The cities of Oxford and Cambridge are, of course, famous worldwide for their university colleges. However, over the last couple of decades especially they have developed an additional reputation as centres of business and commerce and also as desirable 'honeypot' commuter locations too. In this report we will look at what's going on in these two markets, including both the student and wider property markets, and at what the prospects for investors might be.
Oxford's population is currently 125,000, a figure which has grown 12% over the last decade making it one of England's fastest expanding cities. Official forecasts suggest the population will grow by 10,000 by the end of this decade.
The universities (the University of Oxford and Oxford Brookes University) are significant contributors to the economy and also to the population, having around 30,000 students and supporting approximately 21,000 jobs in the wider area. However, there are a number of other significant industries/employers too including professional and scientific, publishing and IT, tourism and hospitality, healthcare, retail and manufacturing. The BMW 'Plant Mini' at Cowley is the largest private sector employer with 4,000 jobs and has announced plans to create another 1,000.
Oxford benefits from a strategic position on the road network, but a number of upcoming rail projects will make it much better connected by rail and potentially even more attractive to commuters. A new half-hourly fast service to London Marylebone from a new Oxford Parkway station will start in 2016. The reopened East West railway line will connect Oxford to Bedford, Milton Keynes and Aylesbury and allow Oxford travellers to connect into Midland Main Line and West Coast Main Line services in 2019 and could eventually re-establish a rail service to Cambridge.

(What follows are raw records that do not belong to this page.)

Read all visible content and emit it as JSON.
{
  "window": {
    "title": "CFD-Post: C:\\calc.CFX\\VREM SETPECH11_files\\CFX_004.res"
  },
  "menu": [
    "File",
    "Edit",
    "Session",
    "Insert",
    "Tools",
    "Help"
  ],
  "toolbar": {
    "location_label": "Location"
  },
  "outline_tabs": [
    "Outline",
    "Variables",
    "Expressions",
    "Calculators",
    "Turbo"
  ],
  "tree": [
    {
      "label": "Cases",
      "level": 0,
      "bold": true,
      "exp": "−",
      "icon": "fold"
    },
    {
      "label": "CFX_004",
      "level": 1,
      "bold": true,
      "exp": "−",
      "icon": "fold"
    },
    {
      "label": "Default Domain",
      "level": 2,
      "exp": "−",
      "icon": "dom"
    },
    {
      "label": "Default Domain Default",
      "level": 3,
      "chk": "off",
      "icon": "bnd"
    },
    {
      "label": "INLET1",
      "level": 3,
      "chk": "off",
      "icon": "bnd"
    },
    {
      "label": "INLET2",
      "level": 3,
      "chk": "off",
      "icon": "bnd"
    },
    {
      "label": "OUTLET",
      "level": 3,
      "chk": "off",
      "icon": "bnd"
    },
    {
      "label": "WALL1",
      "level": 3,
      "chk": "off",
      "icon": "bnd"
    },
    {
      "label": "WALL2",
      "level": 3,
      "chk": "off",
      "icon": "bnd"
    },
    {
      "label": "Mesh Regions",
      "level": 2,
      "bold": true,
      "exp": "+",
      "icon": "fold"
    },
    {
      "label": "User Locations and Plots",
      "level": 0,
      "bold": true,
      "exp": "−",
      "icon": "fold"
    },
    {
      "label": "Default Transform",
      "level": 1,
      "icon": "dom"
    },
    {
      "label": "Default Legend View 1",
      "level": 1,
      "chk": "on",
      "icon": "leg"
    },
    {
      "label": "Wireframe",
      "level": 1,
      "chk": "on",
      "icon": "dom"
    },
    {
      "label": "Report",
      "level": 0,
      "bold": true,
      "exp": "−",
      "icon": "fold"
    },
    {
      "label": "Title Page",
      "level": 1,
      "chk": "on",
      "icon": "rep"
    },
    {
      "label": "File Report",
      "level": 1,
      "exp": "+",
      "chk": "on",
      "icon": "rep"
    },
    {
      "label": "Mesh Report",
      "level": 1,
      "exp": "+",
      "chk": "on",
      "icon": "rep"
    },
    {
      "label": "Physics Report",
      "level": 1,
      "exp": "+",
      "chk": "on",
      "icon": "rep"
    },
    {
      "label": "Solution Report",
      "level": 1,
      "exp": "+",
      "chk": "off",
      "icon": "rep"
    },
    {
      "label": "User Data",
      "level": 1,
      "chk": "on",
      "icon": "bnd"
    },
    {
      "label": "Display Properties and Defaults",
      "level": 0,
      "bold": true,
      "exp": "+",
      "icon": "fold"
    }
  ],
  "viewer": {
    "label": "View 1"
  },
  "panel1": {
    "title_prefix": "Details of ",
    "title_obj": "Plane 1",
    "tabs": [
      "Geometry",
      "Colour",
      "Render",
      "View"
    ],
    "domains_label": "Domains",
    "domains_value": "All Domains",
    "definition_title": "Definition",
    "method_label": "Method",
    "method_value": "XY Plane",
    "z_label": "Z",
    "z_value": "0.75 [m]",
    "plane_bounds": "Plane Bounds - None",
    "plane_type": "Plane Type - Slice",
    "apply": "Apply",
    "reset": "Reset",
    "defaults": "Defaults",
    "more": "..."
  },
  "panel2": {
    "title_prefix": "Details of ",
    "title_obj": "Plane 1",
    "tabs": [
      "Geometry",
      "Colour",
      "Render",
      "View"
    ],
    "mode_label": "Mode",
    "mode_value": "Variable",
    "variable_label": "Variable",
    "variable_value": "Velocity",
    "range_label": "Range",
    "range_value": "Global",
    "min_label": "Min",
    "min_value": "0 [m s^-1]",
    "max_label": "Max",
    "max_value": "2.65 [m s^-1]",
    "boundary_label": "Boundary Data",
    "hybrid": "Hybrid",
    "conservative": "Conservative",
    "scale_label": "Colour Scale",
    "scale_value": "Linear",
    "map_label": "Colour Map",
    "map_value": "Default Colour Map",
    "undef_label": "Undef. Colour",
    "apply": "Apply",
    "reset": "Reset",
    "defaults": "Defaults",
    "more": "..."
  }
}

Other regional rail lines are being electrified allowing faster services and a direct service to London Heathrow Airport is proposed.